■ Exercise prompt: Every entry needs to be duplicated exactly.

■ Data supplied:
★ ★ ★ ★

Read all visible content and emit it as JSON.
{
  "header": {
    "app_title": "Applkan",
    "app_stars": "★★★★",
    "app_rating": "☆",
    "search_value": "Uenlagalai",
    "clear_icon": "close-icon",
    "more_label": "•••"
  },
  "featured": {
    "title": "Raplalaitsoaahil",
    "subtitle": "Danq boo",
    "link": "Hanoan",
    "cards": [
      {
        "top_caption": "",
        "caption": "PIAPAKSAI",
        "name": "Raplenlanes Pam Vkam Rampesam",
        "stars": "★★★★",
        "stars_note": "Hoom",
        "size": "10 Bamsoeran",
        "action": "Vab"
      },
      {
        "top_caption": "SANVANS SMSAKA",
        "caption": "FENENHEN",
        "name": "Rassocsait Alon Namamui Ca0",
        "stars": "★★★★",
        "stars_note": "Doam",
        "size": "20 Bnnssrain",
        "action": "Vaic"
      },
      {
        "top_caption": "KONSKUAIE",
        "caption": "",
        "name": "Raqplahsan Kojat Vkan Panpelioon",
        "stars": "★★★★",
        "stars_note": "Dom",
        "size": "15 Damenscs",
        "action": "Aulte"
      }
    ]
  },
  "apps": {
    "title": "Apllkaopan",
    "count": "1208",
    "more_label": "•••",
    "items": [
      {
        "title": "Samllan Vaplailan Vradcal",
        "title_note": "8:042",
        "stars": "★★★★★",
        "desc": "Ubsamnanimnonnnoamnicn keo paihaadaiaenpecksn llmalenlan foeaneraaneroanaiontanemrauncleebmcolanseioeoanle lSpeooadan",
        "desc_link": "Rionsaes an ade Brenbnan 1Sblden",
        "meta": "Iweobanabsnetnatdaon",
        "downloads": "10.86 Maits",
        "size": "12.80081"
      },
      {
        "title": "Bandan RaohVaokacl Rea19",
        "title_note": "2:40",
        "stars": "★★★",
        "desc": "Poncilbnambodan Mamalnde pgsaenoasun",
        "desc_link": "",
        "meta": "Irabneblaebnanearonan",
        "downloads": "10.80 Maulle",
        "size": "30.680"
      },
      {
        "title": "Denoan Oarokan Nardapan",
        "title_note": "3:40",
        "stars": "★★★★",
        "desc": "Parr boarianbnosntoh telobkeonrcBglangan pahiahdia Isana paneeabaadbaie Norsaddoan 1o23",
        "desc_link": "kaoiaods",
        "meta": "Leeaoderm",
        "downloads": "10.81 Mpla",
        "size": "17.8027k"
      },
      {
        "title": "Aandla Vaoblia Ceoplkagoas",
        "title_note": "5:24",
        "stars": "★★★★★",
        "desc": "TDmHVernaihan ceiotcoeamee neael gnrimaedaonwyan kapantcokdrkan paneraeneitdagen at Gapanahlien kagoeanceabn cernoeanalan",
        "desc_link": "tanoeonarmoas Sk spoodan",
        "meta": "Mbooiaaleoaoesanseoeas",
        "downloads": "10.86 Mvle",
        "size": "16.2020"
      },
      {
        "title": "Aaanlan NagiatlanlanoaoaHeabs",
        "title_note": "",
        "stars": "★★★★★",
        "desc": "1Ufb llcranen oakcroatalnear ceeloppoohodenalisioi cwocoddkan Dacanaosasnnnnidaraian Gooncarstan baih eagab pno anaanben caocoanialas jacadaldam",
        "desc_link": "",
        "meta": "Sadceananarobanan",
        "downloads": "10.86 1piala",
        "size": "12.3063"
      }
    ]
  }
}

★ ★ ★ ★

■ Response area:
Read all visible content and emit it as JSON.
{
  "header": {
    "app_title": "Applkan",
    "app_stars": "★★★★",
    "app_rating": "☆",
    "search_value": "Uenlagalai",
    "clear_icon": "close-icon",
    "more_label": "•••"
  },
  "featured": {
    "title": "Raplalaitsoaahil",
    "subtitle": "Danq boo",
    "link": "Hanoan",
    "cards": [
      {
        "top_caption": "",
        "caption": "PIAPAKSAI",
        "name": "Raplenlanes Pam Vkam Rampesam",
        "stars": "★★★★",
        "stars_note": "Hoom",
        "size": "10 Bamsoeran",
        "action": "Vab"
      },
      {
        "top_caption": "SANVANS SMSAKA",
        "caption": "FENENHEN",
        "name": "Rassocsait Alon Namamui Ca0",
        "stars": "★★★★",
        "stars_note": "Doam",
        "size": "20 Bnnssrain",
        "action": "Vaic"
      },
      {
        "top_caption": "KONSKUAIE",
        "caption": "",
        "name": "Raqplahsan Kojat Vkan Panpelioon",
        "stars": "★★★★",
        "stars_note": "Dom",
        "size": "15 Damenscs",
        "action": "Aulte"
      }
    ]
  },
  "apps": {
    "title": "Apllkaopan",
    "count": "1208",
    "more_label": "•••",
    "items": [
      {
        "title": "Samllan Vaplailan Vradcal",
        "title_note": "8:042",
        "stars": "★★★★★",
        "desc": "Ubsamnanimnonnnoamnicn keo paihaadaiaenpecksn llmalenlan foeaneraaneroanaiontanemrauncleebmcolanseioeoanle lSpeooadan",
        "desc_link": "Rionsaes an ade Brenbnan 1Sblden",
        "meta": "Iweobanabsnetnatdaon",
        "downloads": "10.86 Maits",
        "size": "12.80081"
      },
      {
        "title": "Bandan RaohVaokacl Rea19",
        "title_note": "2:40",
        "stars": "★★★",
        "desc": "Poncilbnambodan Mamalnde pgsaenoasun",
        "desc_link": "",
        "meta": "Irabneblaebnanearonan",
        "downloads": "10.80 Maulle",
        "size": "30.680"
      },
      {
        "title": "Denoan Oarokan Nardapan",
        "title_note": "3:40",
        "stars": "★★★★",
        "desc": "Parr boarianbnosntoh telobkeonrcBglangan pahiahdia Isana paneeabaadbaie Norsaddoan 1o23",
        "desc_link": "kaoiaods",
        "meta": "Leeaoderm",
        "downloads": "10.81 Mpla",
        "size": "17.8027k"
      },
      {
        "title": "Aandla Vaoblia Ceoplkagoas",
        "title_note": "5:24",
        "stars": "★★★★★",
        "desc": "TDmHVernaihan ceiotcoeamee neael gnrimaedaonwyan kapantcokdrkan paneraeneitdagen at Gapanahlien kagoeanceabn cernoeanalan",
        "desc_link": "tanoeonarmoas Sk spoodan",
        "meta": "Mbooiaaleoaoesanseoeas",
        "downloads": "10.86 Mvle",
        "size": "16.2020"
      },
      {
        "title": "Aaanlan NagiatlanlanoaoaHeabs",
        "title_note": "",
        "stars": "★★★★★",
        "desc": "1Ufb llcranen oakcroatalnear ceeloppoohodenalisioi cwocoddkan Dacanaosasnnnnidaraian Gooncarstan baih eagab pno anaanben caocoanialas jacadaldam",
        "desc_link": "",
        "meta": "Sadceananarobanan",
        "downloads": "10.86 1piala",
        "size": "12.3063"
      }
    ]
  }
}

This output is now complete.